RECORDS PROVIDED
• • • •
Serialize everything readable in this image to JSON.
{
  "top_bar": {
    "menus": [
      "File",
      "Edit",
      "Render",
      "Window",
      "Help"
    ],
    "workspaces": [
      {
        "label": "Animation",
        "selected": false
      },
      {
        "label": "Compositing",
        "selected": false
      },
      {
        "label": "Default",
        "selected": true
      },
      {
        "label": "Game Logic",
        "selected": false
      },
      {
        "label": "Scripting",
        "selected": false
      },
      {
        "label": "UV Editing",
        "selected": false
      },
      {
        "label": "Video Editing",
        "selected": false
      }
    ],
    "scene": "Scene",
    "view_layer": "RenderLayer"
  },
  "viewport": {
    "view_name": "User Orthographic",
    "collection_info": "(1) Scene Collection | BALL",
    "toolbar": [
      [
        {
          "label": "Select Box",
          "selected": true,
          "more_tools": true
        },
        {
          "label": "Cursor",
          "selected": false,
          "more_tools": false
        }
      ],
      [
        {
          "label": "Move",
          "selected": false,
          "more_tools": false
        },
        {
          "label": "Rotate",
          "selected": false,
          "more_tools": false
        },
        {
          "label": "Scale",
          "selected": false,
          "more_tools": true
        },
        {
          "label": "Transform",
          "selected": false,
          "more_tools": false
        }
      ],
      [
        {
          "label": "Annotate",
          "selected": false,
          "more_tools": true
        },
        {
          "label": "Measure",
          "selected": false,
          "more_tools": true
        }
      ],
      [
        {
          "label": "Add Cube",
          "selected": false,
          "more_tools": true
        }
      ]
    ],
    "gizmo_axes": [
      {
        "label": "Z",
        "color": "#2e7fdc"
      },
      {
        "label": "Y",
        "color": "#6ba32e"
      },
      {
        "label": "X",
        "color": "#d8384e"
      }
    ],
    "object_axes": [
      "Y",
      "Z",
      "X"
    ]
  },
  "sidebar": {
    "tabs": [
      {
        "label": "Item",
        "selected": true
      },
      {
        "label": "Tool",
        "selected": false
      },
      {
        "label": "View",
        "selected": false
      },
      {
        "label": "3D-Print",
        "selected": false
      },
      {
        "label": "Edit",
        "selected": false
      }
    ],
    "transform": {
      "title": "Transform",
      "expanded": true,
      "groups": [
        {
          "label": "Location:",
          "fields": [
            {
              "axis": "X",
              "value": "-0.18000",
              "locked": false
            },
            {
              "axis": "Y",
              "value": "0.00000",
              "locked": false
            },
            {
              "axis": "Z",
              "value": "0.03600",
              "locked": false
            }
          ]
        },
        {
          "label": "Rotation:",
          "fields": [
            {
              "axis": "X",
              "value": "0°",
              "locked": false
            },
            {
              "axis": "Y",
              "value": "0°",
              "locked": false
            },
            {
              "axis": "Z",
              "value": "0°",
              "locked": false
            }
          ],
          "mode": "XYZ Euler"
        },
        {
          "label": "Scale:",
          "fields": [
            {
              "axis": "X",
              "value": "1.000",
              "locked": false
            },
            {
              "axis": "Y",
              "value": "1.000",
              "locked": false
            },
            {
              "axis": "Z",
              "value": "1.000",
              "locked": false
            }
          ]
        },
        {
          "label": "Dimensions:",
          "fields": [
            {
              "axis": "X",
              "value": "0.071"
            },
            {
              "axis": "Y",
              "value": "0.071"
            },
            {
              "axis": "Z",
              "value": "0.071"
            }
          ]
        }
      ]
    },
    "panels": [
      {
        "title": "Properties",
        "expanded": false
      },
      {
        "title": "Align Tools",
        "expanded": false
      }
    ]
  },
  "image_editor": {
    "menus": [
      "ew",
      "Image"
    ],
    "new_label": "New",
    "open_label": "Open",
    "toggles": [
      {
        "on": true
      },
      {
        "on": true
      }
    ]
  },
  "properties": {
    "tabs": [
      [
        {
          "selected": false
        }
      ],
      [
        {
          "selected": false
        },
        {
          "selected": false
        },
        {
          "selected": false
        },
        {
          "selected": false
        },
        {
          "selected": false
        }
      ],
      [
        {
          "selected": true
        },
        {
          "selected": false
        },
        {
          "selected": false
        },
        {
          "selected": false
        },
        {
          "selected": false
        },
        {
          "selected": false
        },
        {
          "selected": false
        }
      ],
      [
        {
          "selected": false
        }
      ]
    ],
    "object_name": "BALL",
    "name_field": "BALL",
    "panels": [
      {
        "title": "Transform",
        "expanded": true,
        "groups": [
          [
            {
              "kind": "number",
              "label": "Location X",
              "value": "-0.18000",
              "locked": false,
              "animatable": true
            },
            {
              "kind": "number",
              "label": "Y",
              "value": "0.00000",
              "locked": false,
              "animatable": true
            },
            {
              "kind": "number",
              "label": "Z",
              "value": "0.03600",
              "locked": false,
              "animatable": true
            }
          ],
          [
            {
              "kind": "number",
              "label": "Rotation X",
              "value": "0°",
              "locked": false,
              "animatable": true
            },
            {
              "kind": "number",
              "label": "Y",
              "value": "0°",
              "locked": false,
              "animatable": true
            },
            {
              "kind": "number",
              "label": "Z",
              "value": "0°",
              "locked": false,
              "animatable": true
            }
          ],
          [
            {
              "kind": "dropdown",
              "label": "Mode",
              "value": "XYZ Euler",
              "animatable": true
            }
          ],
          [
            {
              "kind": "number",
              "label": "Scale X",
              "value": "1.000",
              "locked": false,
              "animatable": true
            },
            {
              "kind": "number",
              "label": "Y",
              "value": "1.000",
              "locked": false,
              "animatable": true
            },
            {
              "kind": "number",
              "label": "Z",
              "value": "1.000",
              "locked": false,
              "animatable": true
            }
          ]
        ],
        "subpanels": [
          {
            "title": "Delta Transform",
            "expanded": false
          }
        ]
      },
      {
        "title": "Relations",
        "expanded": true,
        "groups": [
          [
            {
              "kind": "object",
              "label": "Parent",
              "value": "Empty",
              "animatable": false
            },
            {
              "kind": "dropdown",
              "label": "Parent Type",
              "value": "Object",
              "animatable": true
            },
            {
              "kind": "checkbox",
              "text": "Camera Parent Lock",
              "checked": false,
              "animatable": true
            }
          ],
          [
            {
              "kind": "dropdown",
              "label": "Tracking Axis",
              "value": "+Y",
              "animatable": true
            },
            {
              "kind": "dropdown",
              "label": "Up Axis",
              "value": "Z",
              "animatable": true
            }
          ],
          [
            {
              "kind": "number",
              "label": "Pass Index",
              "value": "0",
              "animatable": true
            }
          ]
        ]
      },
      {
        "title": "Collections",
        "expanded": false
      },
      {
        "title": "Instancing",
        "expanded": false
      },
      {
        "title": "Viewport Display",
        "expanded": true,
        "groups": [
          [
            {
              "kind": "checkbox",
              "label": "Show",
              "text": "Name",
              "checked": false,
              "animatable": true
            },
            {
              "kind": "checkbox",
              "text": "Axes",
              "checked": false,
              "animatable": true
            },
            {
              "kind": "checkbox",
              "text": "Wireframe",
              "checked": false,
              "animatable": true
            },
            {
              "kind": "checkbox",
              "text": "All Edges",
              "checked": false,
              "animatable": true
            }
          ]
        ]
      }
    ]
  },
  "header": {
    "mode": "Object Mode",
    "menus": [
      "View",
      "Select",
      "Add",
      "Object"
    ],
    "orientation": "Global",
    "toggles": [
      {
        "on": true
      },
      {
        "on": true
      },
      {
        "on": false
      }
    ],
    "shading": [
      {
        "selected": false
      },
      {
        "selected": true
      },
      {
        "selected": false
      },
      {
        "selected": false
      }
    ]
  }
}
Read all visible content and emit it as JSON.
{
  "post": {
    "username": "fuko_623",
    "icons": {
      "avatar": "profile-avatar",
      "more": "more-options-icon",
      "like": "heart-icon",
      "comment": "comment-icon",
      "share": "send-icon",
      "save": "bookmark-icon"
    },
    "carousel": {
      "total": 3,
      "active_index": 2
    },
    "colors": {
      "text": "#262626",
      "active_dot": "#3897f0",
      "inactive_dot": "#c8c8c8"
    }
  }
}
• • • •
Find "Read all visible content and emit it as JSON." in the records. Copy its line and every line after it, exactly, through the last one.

Read all visible content and emit it as JSON.
{
  "post": {
    "username": "fuko_623",
    "icons": {
      "avatar": "profile-avatar",
      "more": "more-options-icon",
      "like": "heart-icon",
      "comment": "comment-icon",
      "share": "send-icon",
      "save": "bookmark-icon"
    },
    "carousel": {
      "total": 3,
      "active_index": 2
    },
    "colors": {
      "text": "#262626",
      "active_dot": "#3897f0",
      "inactive_dot": "#c8c8c8"
    }
  }
}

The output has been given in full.